Last year we also saw an interesting shift in where his shots came from. Attempts at the rim went down, but the percentage of his shots taken between 16 feet and the arc was a career low, while shots between 3 and 10 feet and 10 and 16 feet, respectively, were both a career high. On those longer twos, DeRozan was one of the NBA’s most accurate shooters. On the shorter ones he threw daggers. While most focus on how many he threes he takes, DeRozan’s steady migration away from long twos into an area that proffers better looks is beneficial in its own way. If DeRozan can sustain that accuracy and carry it into next year’s playoffs, when smart defenses scrap to take away the three-point line and the rim, he’ll be an unanswerable conundrum.

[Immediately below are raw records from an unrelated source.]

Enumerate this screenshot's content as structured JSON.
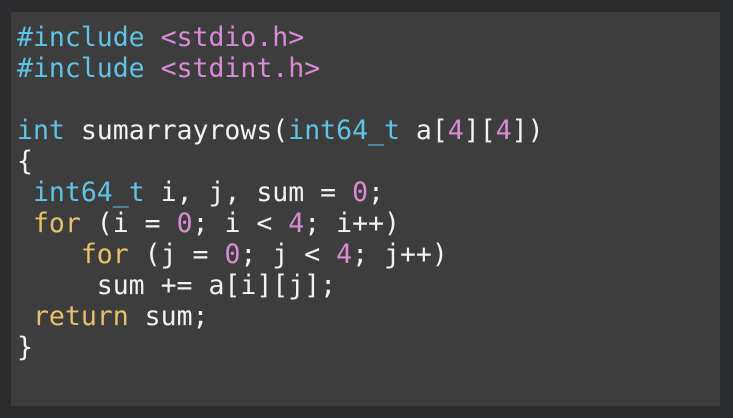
{
  "colors": {
    "background": "#3d3d3d",
    "frame": "#2b2c2e",
    "text": "#f2f2f2",
    "directive": "#5fc3e6",
    "header": "#d98cd6",
    "type": "#5fc3e6",
    "keyword": "#e8c06c",
    "number": "#d98cd6"
  },
  "code": {
    "lines": [
      [
        {
          "t": "#include",
          "k": "directive"
        },
        {
          "t": " ",
          "k": "punct"
        },
        {
          "t": "<stdio.h>",
          "k": "header"
        }
      ],
      [
        {
          "t": "#include",
          "k": "directive"
        },
        {
          "t": " ",
          "k": "punct"
        },
        {
          "t": "<stdint.h>",
          "k": "header"
        }
      ],
      [],
      [
        {
          "t": "int",
          "k": "type"
        },
        {
          "t": " sumarrayrows(",
          "k": "ident"
        },
        {
          "t": "int64_t",
          "k": "type"
        },
        {
          "t": " a[",
          "k": "ident"
        },
        {
          "t": "4",
          "k": "number"
        },
        {
          "t": "][",
          "k": "ident"
        },
        {
          "t": "4",
          "k": "number"
        },
        {
          "t": "])",
          "k": "ident"
        }
      ],
      [
        {
          "t": "{",
          "k": "ident"
        }
      ],
      [
        {
          "t": " ",
          "k": "punct"
        },
        {
          "t": "int64_t",
          "k": "type"
        },
        {
          "t": " i, j, sum = ",
          "k": "ident"
        },
        {
          "t": "0",
          "k": "number"
        },
        {
          "t": ";",
          "k": "ident"
        }
      ],
      [
        {
          "t": " ",
          "k": "punct"
        },
        {
          "t": "for",
          "k": "keyword"
        },
        {
          "t": " (i = ",
          "k": "ident"
        },
        {
          "t": "0",
          "k": "number"
        },
        {
          "t": "; i < ",
          "k": "ident"
        },
        {
          "t": "4",
          "k": "number"
        },
        {
          "t": "; i++)",
          "k": "ident"
        }
      ],
      [
        {
          "t": "    ",
          "k": "punct"
        },
        {
          "t": "for",
          "k": "keyword"
        },
        {
          "t": " (j = ",
          "k": "ident"
        },
        {
          "t": "0",
          "k": "number"
        },
        {
          "t": "; j < ",
          "k": "ident"
        },
        {
          "t": "4",
          "k": "number"
        },
        {
          "t": "; j++)",
          "k": "ident"
        }
      ],
      [
        {
          "t": "     sum += a[i][j];",
          "k": "ident"
        }
      ],
      [
        {
          "t": " ",
          "k": "punct"
        },
        {
          "t": "return",
          "k": "keyword"
        },
        {
          "t": " sum;",
          "k": "ident"
        }
      ],
      [
        {
          "t": "}",
          "k": "ident"
        }
      ]
    ]
  }
}
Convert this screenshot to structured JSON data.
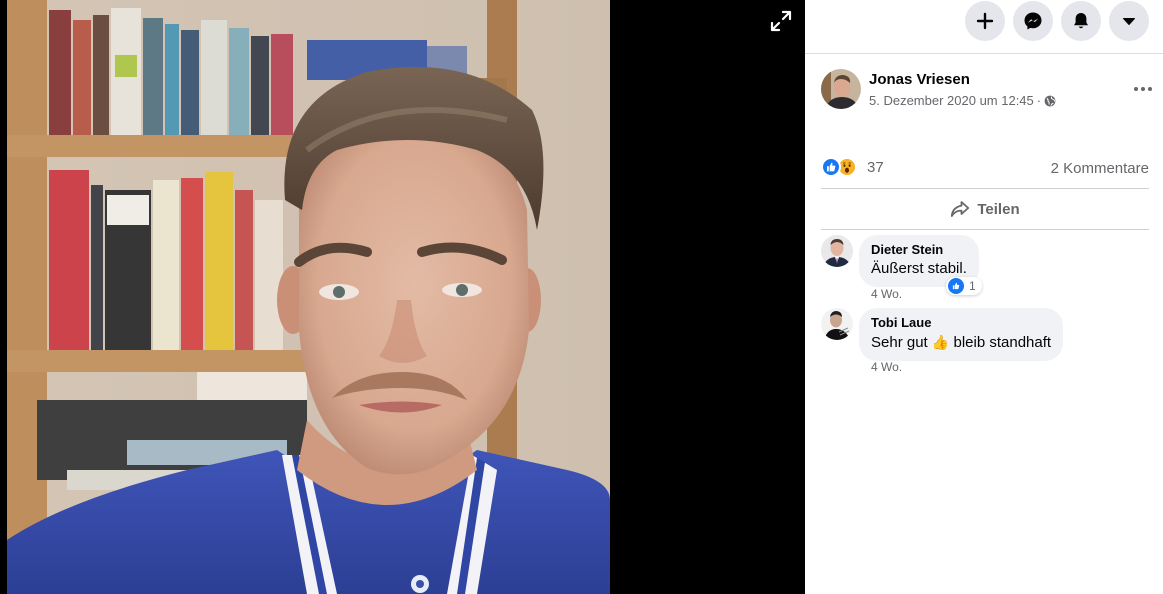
{
  "viewer": {
    "photo_alt": "",
    "expand_icon": "expand-icon"
  },
  "topbar": {
    "buttons": [
      {
        "name": "create",
        "icon": "plus-icon"
      },
      {
        "name": "messenger",
        "icon": "messenger-icon"
      },
      {
        "name": "notifications",
        "icon": "bell-icon"
      },
      {
        "name": "account",
        "icon": "caret-down-icon"
      }
    ]
  },
  "post": {
    "author": "Jonas Vriesen",
    "date": "5. Dezember 2020 um 12:45",
    "separator": "·",
    "privacy_icon": "globe-icon",
    "reaction_count": "37",
    "comment_count": "2 Kommentare",
    "share_label": "Teilen"
  },
  "comments": [
    {
      "author": "Dieter Stein",
      "text": "Äußerst stabil.",
      "time": "4 Wo.",
      "likes": "1"
    },
    {
      "author": "Tobi Laue",
      "text_before": "Sehr gut",
      "emoji": "👍",
      "text_after": "bleib standhaft",
      "time": "4 Wo."
    }
  ],
  "colors": {
    "accent": "#1877f2",
    "secondary_text": "#65676b",
    "bubble": "#f0f2f5",
    "button_bg": "#e4e6eb"
  }
}
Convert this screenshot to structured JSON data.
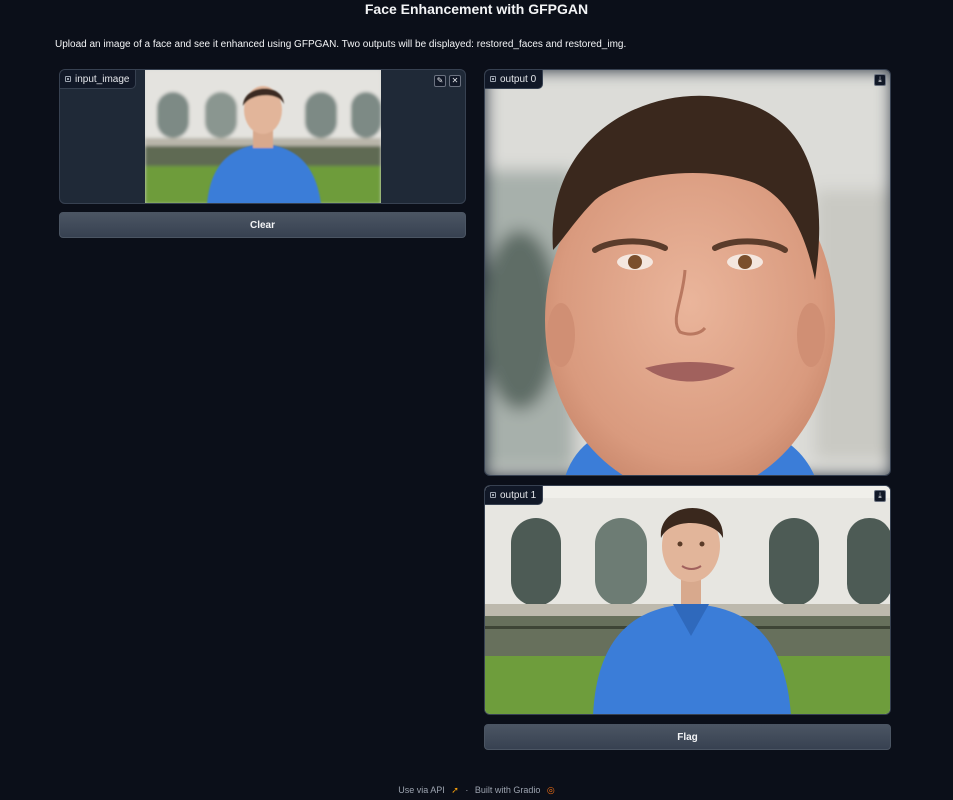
{
  "header": {
    "title": "Face Enhancement with GFPGAN",
    "description": "Upload an image of a face and see it enhanced using GFPGAN. Two outputs will be displayed: restored_faces and restored_img."
  },
  "input_panel": {
    "label": "input_image",
    "edit_icon": "pencil-icon",
    "clear_icon": "close-icon"
  },
  "clear_button": {
    "label": "Clear"
  },
  "outputs": [
    {
      "label": "output 0",
      "download_icon": "download-icon"
    },
    {
      "label": "output 1",
      "download_icon": "download-icon"
    }
  ],
  "flag_button": {
    "label": "Flag"
  },
  "footer": {
    "api_link": "Use via API",
    "separator": "·",
    "built_with": "Built with Gradio"
  },
  "colors": {
    "background": "#0b0f19",
    "panel": "#1f2937",
    "border": "#374151",
    "shirt_blue": "#3b7dd8",
    "grass": "#6a9b3c"
  }
}
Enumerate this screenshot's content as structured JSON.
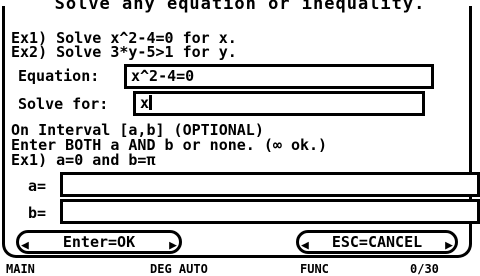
{
  "title": "Solve any equation or inequality.",
  "instructions": {
    "ex1": "Ex1) Solve x^2-4=0 for x.",
    "ex2": "Ex2) Solve 3*y-5>1 for y."
  },
  "equation": {
    "label": "Equation:",
    "value": "x^2-4=0"
  },
  "solve_for": {
    "label": "Solve for:",
    "value": "x"
  },
  "interval": {
    "line1": "On Interval [a,b] (OPTIONAL)",
    "line2": "Enter BOTH a AND b or none. (∞ ok.)",
    "line3": "Ex1) a=0 and b=π"
  },
  "a_field": {
    "label": "a=",
    "value": ""
  },
  "b_field": {
    "label": "b=",
    "value": ""
  },
  "buttons": {
    "ok": "Enter=OK",
    "cancel": "ESC=CANCEL"
  },
  "statusbar": {
    "left": "MAIN",
    "mid": "DEG AUTO",
    "mid2": "FUNC",
    "right": "0/30"
  }
}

Speaking of the playoffs, there’s another side to the coin, and it’s on defense. One lesson to be learned from this past postseason (and the five or six before it) is that players who can’t defend will be hunted down by forcing them to guard ball screens. DeRozan isn’t bad enough to be a perpetual target, and having Ball, Caruso and Williams on board should make it easier to hide against most matchups. But throwing him into a unit that already expects to play LaVine and Vučević heavy minutes will strain Chicago on that side of the ball. DeRozan’s idle work here is one of the larger reasons why his team’s “expected wins” have been lower with him on the court for basically his entire career. There were 74 players who logged at least 2,000 minutes last year; he ranked 72nd in Defensive RAPTOR (only Trae Young and Ja Morant were worse).

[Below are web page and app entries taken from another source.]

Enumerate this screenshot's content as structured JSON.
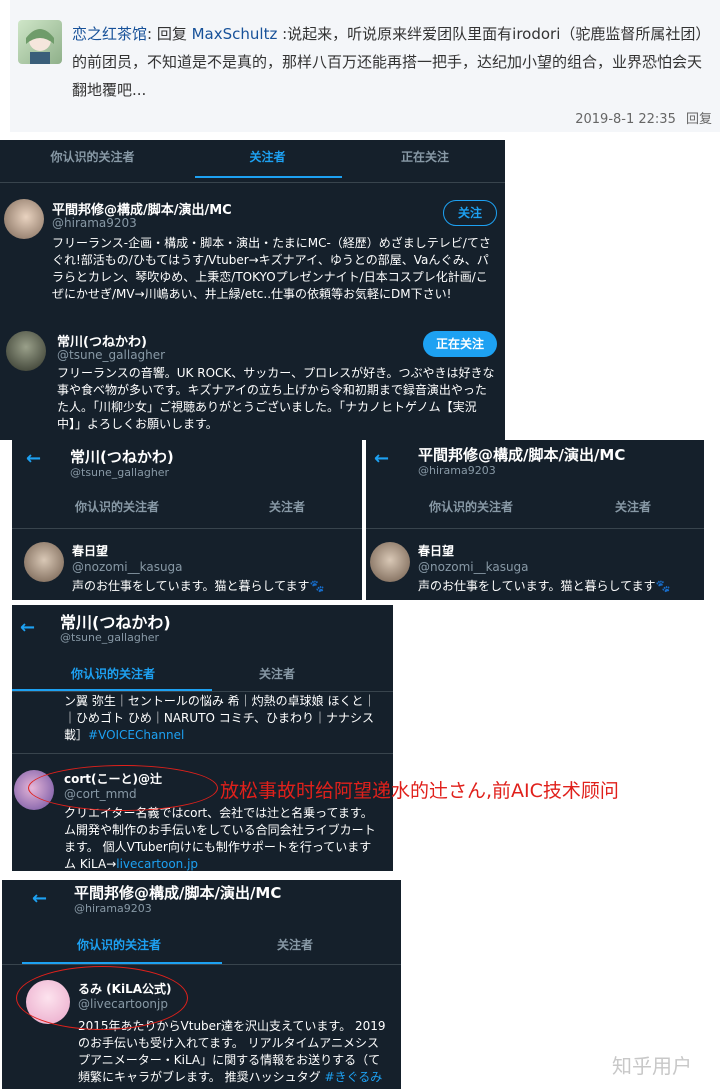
{
  "comment": {
    "author": "恋之红茶馆",
    "reply_prefix": ": 回复 ",
    "reply_to": "MaxSchultz",
    "text": " :说起来，听说原来绊爱团队里面有irodori（驼鹿监督所属社团）的前团员，不知道是不是真的，那样八百万还能再搭一把手，达纪加小望的组合，业界恐怕会天翻地覆吧...",
    "timestamp": "2019-8-1 22:35",
    "reply_label": "回复"
  },
  "panel1": {
    "tabs": [
      "你认识的关注者",
      "关注者",
      "正在关注"
    ],
    "user1": {
      "name": "平間邦修@構成/脚本/演出/MC",
      "handle": "@hirama9203",
      "button": "关注",
      "bio": "フリーランス-企画・構成・脚本・演出・たまにMC-（経歴）めざましテレビ/てさぐれ!部活もの/ひもてはうす/Vtuber→キズナアイ、ゆうとの部屋、Vaんぐみ、パラらとカレン、琴吹ゆめ、上秉恋/TOKYOプレゼンナイト/日本コスプレ化計画/こぜにかせぎ/MV→川嶋あい、井上緑/etc..仕事の依頼等お気軽にDM下さい!"
    },
    "user2": {
      "name": "常川(つねかわ)",
      "handle": "@tsune_gallagher",
      "button": "正在关注",
      "bio": "フリーランスの音響。UK ROCK、サッカー、プロレスが好き。つぶやきは好きな事や食べ物が多いです。キズナアイの立ち上げから令和初期まで録音演出やったた人。「川柳少女」ご視聴ありがとうございました。「ナカノヒトゲノム【実況中】」よろしくお願いします。"
    }
  },
  "panel2": {
    "title": "常川(つねかわ)",
    "subtitle": "@tsune_gallagher",
    "tabs": [
      "你认识的关注者",
      "关注者"
    ],
    "user": {
      "name": "春日望",
      "handle": "@nozomi__kasuga",
      "bio": "声のお仕事をしています。猫と暮らしてます🐾"
    }
  },
  "panel3": {
    "title": "平間邦修@構成/脚本/演出/MC",
    "subtitle": "@hirama9203",
    "tabs": [
      "你认识的关注者",
      "关注者"
    ],
    "user": {
      "name": "春日望",
      "handle": "@nozomi__kasuga",
      "bio": "声のお仕事をしています。猫と暮らしてます🐾"
    }
  },
  "panel4": {
    "title": "常川(つねかわ)",
    "subtitle": "@tsune_gallagher",
    "tabs": [
      "你认识的关注者",
      "关注者"
    ],
    "cut_lines": [
      "ン翼 弥生｜セントールの悩み 希｜灼熱の卓球娘 ほくと｜",
      "｜ひめゴト ひめ｜NARUTO コミチ、ひまわり｜ナナシス",
      "載］"
    ],
    "cut_link": "#VOICEChannel",
    "user": {
      "name": "cort(こーと)@辻",
      "handle": "@cort_mmd",
      "bio_lines": [
        "クリエイター名義ではcort、会社では辻と名乗ってます。",
        "ム開発や制作のお手伝いをしている合同会社ライブカート",
        "ます。 個人VTuber向けにも制作サポートを行っています",
        "ム KiLA→"
      ],
      "bio_link": "livecartoon.jp"
    },
    "annotation": "放松事故时给阿望递水的辻さん,前AIC技术顾问"
  },
  "panel5": {
    "title": "平間邦修@構成/脚本/演出/MC",
    "subtitle": "@hirama9203",
    "tabs": [
      "你认识的关注者",
      "关注者"
    ],
    "user": {
      "name": "るみ (KiLA公式)",
      "handle": "@livecartoonjp",
      "bio_lines": [
        "2015年あたりからVtuber達を沢山支えています。 2019",
        "のお手伝いも受け入れてます。 リアルタイムアニメシス",
        "プアニメーター・KiLA」に関する情報をお送りする（て",
        "頻繁にキャラがブレます。 推奨ハッシュタグ "
      ],
      "bio_link": "#きぐるみ"
    }
  },
  "watermark": "知乎用户",
  "colors": {
    "panel_bg": "#15202b",
    "accent": "#1da1f2",
    "annotation": "#e0201b",
    "comment_bg": "#f4f6f9"
  }
}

Overall, though, the positives DeRozan yields outweigh everything else. It’s not that he’s a superstar who should’ve assumed max contract offers. But his worth to a Bulls team that’s trying to raise their floor and claw back toward respectability is palatable. He isn’t plug-and-play and doesn’t fit everywhere, but it’s fair to argue for DeRozan’s dexterity in a system that would be smart to orbit all he does for lengthy stretches. He’ll take playmaking and scoring pressure off Ball and LaVine, who could be even more efficient than he was last season, taking fewer and less arduous shots. He’ll crack defenses that switch ball screens on him (in particular when a guard sets the pick), regularly get downhill and put opponents in foul trouble, over and over again, on a team that ranked last in free throw rate last season.

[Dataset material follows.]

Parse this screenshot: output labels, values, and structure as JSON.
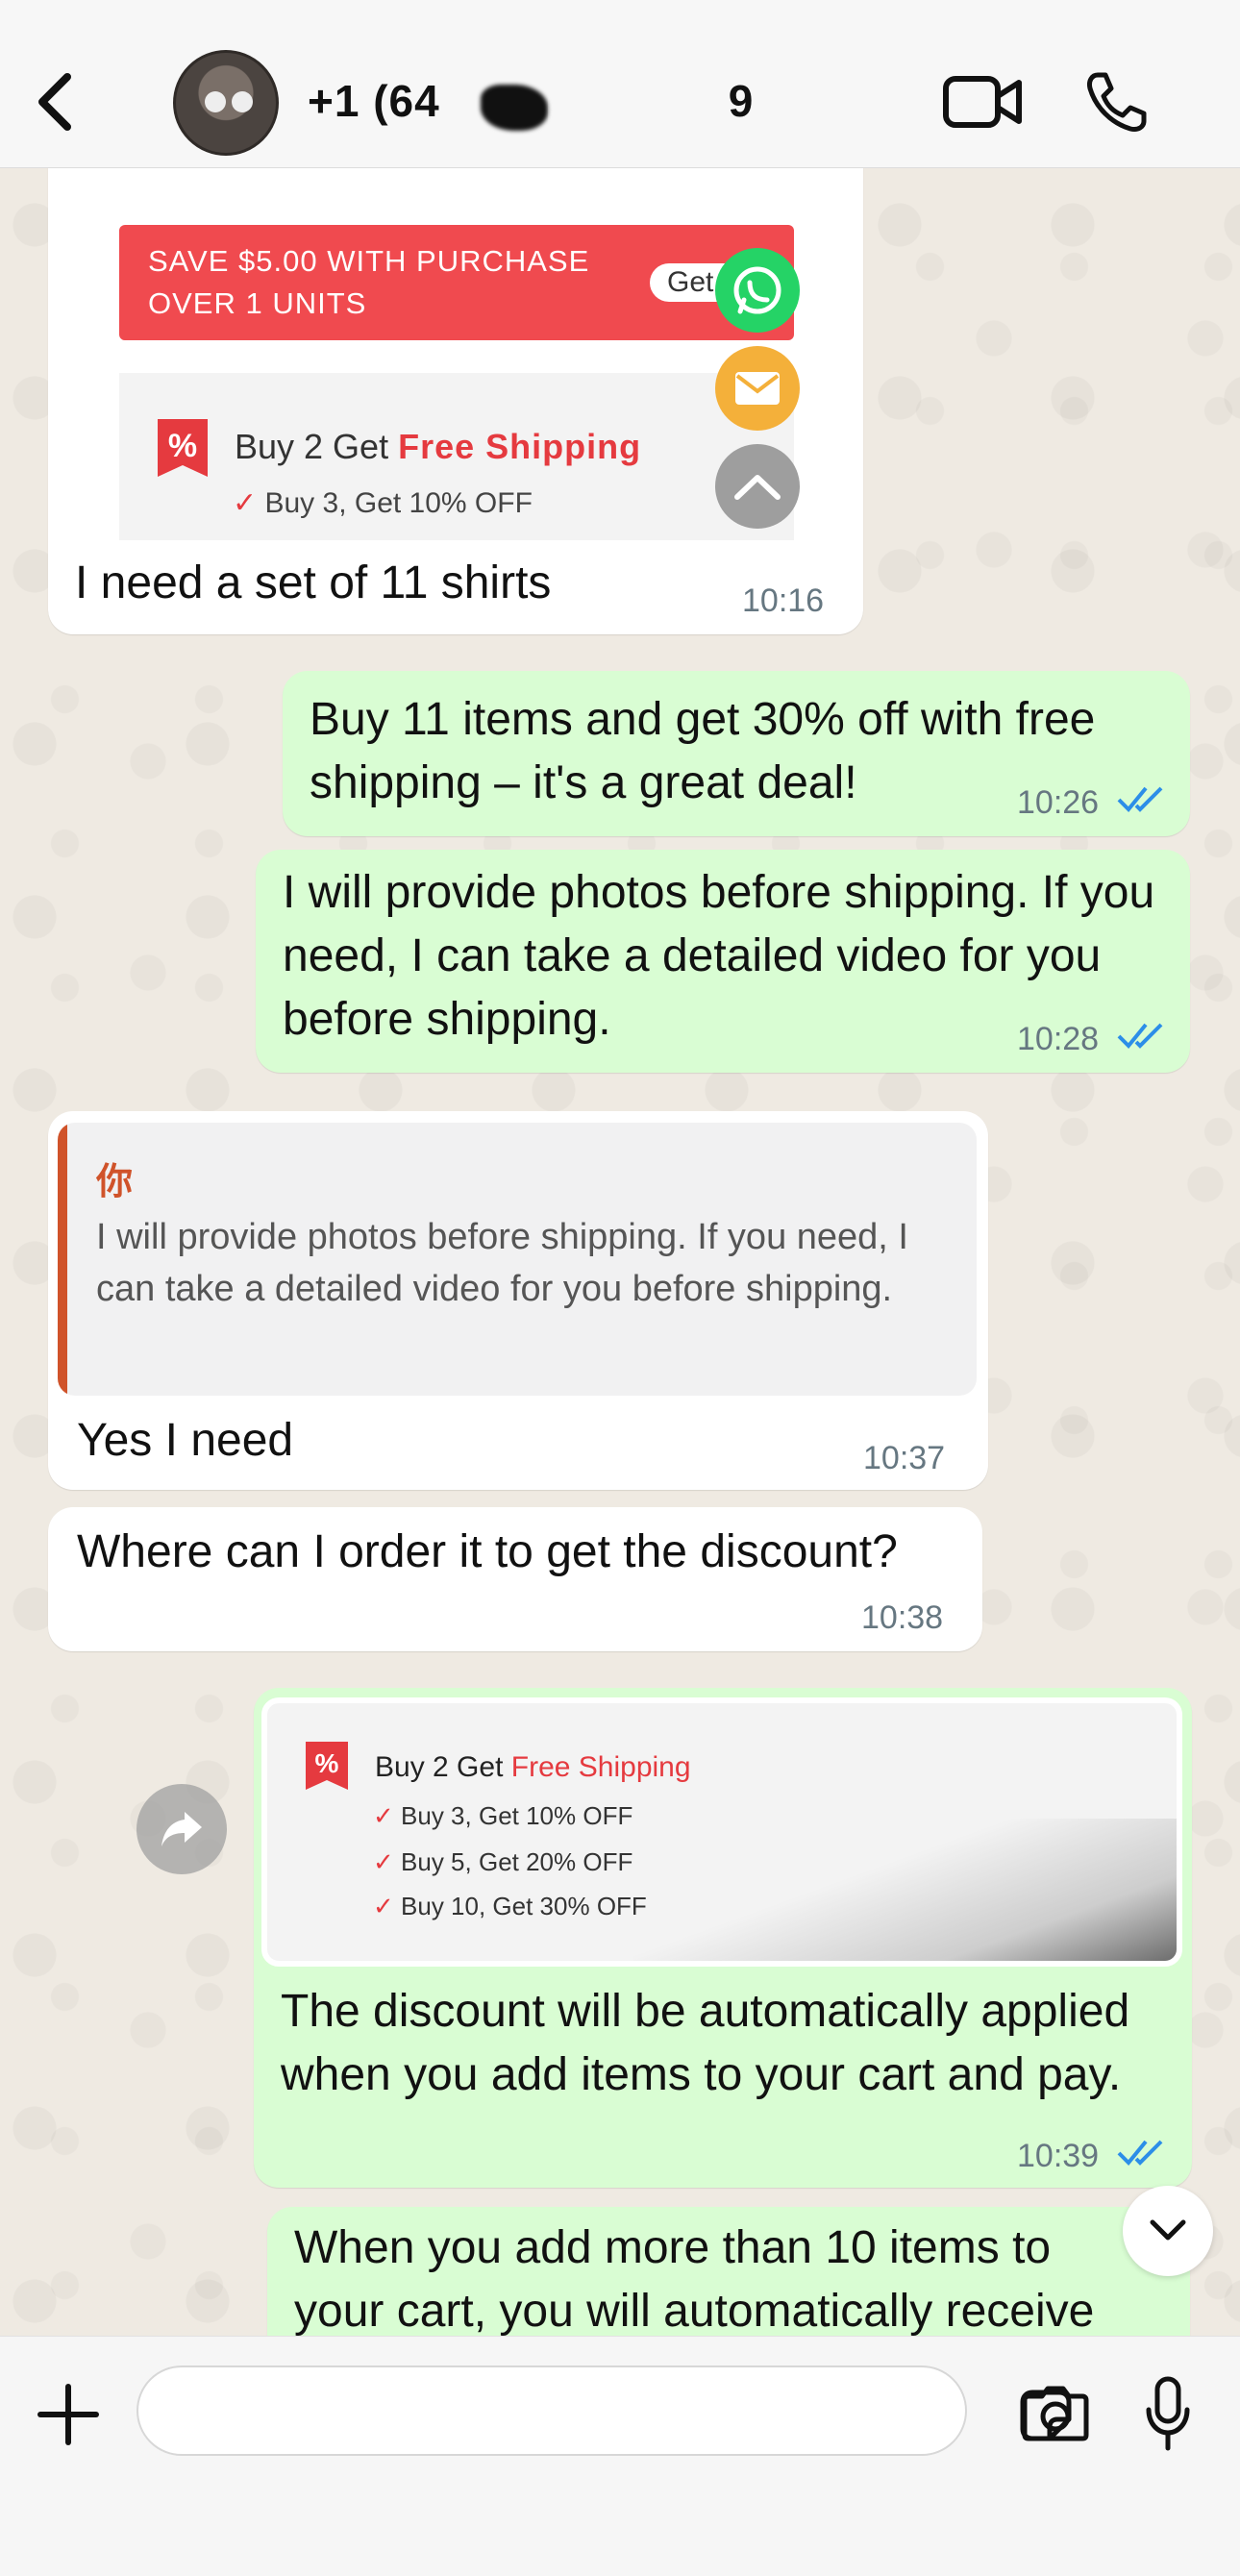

There’s no doubt that DeRozan would be more valuable if he took threes or was a bit more committed and aware on defense. And there’s no guarantee that those things won’t take a turn in the right direction. But even if they don’t, it also shouldn’t be hard to appreciate everything he does so well, especially when considering how meaningful those skills still are in games that really matter.

DeRozan was unseen in San Antonio, where, despite playing some of the best all-around basketball of his life, he wasn’t named to any All-Star teams after making four in the previous five seasons with Toronto. Don’t be at all surprised if he gets back there with the Bulls.

More NBA Coverage:
Winners and Losers From Day 1 of NBA Free Agency
Knicks Make Measured Moves in NBA Free Agency
Best Signings and Worst Moves in NBA Free Agency